By Jonathon Van Maren
I remember when video montages of soldiers returning home began circulating shortly after the second Iraq War began. I discovered, to my surprise, that they reliably reduced me to tears. There is something about the videos of returning vets that perfectly encapsulates the strength and depth of human love. Children bursting into tears as their uniformed fathers unexpectedly fill classroom doors. Wives flinging their arms around their husbands, too overcome to even kiss them. Mothers sobbing, hugging, and sobbing some more. The sheer power of family is there for all to see.
So, too, are the sacrifices these families make while their loved ones are overseas. Fathers and mothers miss birthdays. Recitals. Graduations. Anniversaries. Even births. They do these things to serve on the front lines so that everyone else can enjoy these things. They endure the pain of separation while, at home, things proceed as normal. In fact, they endure these things for this very reason. Rarely do those of us without family members in the military stop and consider this.

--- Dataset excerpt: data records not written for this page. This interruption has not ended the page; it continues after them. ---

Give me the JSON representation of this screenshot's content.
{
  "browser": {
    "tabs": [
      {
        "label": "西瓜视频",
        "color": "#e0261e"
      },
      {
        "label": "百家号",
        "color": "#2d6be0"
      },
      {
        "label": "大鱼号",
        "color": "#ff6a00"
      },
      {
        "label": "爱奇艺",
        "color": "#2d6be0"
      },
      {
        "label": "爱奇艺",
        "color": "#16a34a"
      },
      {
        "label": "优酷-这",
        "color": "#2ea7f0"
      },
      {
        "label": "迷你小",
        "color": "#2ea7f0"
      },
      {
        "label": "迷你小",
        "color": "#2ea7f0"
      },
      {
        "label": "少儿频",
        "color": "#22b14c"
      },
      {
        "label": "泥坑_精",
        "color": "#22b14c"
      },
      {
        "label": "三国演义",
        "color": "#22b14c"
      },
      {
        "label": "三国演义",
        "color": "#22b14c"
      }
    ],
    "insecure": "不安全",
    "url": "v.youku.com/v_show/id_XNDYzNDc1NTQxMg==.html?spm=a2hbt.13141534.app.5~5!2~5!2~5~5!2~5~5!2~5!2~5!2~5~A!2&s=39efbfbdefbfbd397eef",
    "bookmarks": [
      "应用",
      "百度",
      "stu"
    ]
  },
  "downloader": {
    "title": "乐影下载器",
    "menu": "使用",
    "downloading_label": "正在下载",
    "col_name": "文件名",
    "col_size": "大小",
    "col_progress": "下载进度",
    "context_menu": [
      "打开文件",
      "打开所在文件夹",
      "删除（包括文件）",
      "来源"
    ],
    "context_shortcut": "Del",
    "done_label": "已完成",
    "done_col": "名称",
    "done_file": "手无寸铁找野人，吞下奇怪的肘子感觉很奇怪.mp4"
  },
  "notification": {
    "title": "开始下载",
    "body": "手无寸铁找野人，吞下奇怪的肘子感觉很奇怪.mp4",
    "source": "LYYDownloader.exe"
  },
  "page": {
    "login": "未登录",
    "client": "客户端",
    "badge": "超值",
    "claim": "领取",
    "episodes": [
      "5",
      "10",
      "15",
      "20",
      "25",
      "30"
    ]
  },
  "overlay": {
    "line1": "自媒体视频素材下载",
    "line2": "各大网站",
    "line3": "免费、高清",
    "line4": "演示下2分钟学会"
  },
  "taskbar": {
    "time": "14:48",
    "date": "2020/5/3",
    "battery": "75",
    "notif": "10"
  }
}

Veteran’s Day is one opportunity to do so.
Listening to Witnesses
Over the past year, I have been working on an essay series about eyewitnesses to the 20th century. As we enter the third decade of the 21st century, many of those who lived through the great events of the last century are departing, one by one. I wanted to hear their stories firsthand, before they are gone. I spoke with many combat veterans of America’s wars. Like the only surviving Medal of Honor recipient from World War II, or the triple war ace who flew combat missions in World War II, Korea and Vietnam. Their stories were an incredible glimpse into what veterans endure on our behalf.
Bud Anderson is 98 years old and the highest scoring American fighter ace alive. A World War II triple war ace, he flew combat missions over Europe, Korea and Vietnam. He was a California boy working as a junior aircraft mechanic when the Japanese attacked. “That’s when I knew we were off to war,” he told me. “I didn’t even know where Pearl Harbor was.”
Anderson ended up based in RAF Leiston, in England, flying combat tours against the Luftwaffe with the 363rd Fighter Squadron of the 357th Fighter Group. “We had good pilots in our group,” he told me proudly. “All we had to do was be turned loose and we were going to chew somebody up. I was quite proud of our unit. That was one of the greatest times of my life, working with these guys.”
“Those Farmers Are Going to Pitchfork Me”
When I asked him what it was like to fight the German pilots over Europe, his response was to the point: “It was very rewarding. It was scary when you first got over there, before you got any kind of experience. You looked down, and that’s enemy territory. If I go down, all these farmers are going to pitchfork me. They’re just waitin’.”